» REQUIREMENT
Please say how many lines below include the word "folder", with nothing beyond the number.

━━━ RECORDS FOR THE EXERCISE

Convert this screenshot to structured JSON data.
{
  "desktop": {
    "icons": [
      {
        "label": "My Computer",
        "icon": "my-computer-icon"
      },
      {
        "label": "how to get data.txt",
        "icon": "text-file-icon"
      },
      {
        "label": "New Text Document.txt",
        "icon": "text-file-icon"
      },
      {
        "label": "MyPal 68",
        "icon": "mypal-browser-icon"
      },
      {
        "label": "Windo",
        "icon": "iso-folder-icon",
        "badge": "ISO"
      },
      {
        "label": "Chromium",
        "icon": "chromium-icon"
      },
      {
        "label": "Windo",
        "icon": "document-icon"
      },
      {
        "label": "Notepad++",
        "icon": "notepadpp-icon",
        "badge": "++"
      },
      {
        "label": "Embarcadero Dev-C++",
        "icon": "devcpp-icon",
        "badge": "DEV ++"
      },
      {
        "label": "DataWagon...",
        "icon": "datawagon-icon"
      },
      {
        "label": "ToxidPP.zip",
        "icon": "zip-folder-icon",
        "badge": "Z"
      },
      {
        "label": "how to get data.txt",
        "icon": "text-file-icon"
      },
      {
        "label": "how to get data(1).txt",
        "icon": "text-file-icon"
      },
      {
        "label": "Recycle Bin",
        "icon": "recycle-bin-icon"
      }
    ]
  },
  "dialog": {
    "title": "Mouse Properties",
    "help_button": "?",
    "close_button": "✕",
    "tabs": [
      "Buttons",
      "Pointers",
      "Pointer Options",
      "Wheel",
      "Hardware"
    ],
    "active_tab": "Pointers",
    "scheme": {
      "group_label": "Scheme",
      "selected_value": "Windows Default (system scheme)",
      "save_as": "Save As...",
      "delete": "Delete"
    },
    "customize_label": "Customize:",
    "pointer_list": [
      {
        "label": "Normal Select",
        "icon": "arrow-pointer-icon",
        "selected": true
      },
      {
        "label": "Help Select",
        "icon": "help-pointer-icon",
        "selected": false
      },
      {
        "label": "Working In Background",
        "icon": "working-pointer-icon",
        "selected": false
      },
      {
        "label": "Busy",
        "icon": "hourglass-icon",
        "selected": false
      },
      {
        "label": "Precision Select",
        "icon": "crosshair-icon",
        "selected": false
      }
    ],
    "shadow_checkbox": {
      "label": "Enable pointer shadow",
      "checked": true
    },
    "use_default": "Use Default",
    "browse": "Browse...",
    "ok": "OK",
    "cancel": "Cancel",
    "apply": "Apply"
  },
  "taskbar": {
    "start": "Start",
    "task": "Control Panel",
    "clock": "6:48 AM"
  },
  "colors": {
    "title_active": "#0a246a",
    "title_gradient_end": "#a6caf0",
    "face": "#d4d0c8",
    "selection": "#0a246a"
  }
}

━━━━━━

» TASK RESPONSE
2